PROBLEM TO WORK ON:
Could the entries below be reproduced exactly, with the images removed?

PROVIDED RECORDS:
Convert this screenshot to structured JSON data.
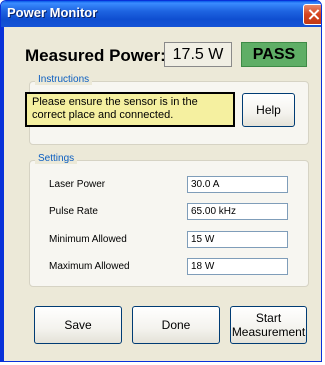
{
  "window": {
    "title": "Power Monitor"
  },
  "measured": {
    "label": "Measured Power:",
    "value": "17.5 W",
    "status": "PASS",
    "status_color": "#5fae66"
  },
  "instructions": {
    "group_label": "Instructions",
    "message": "Please ensure the sensor is in the correct place and connected.",
    "help_label": "Help"
  },
  "settings": {
    "group_label": "Settings",
    "rows": [
      {
        "label": "Laser Power",
        "value": "30.0 A"
      },
      {
        "label": "Pulse Rate",
        "value": "65.00 kHz"
      },
      {
        "label": "Minimum Allowed",
        "value": "15 W"
      },
      {
        "label": "Maximum Allowed",
        "value": "18 W"
      }
    ]
  },
  "buttons": {
    "save": "Save",
    "done": "Done",
    "start": "Start Measurement"
  },
  "icons": {
    "close": "close-icon"
  }
}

TASK ANSWER:
Convert this screenshot to structured JSON data.
{
  "window": {
    "title": "Power Monitor"
  },
  "measured": {
    "label": "Measured Power:",
    "value": "17.5 W",
    "status": "PASS",
    "status_color": "#5fae66"
  },
  "instructions": {
    "group_label": "Instructions",
    "message": "Please ensure the sensor is in the correct place and connected.",
    "help_label": "Help"
  },
  "settings": {
    "group_label": "Settings",
    "rows": [
      {
        "label": "Laser Power",
        "value": "30.0 A"
      },
      {
        "label": "Pulse Rate",
        "value": "65.00 kHz"
      },
      {
        "label": "Minimum Allowed",
        "value": "15 W"
      },
      {
        "label": "Maximum Allowed",
        "value": "18 W"
      }
    ]
  },
  "buttons": {
    "save": "Save",
    "done": "Done",
    "start": "Start Measurement"
  },
  "icons": {
    "close": "close-icon"
  }
}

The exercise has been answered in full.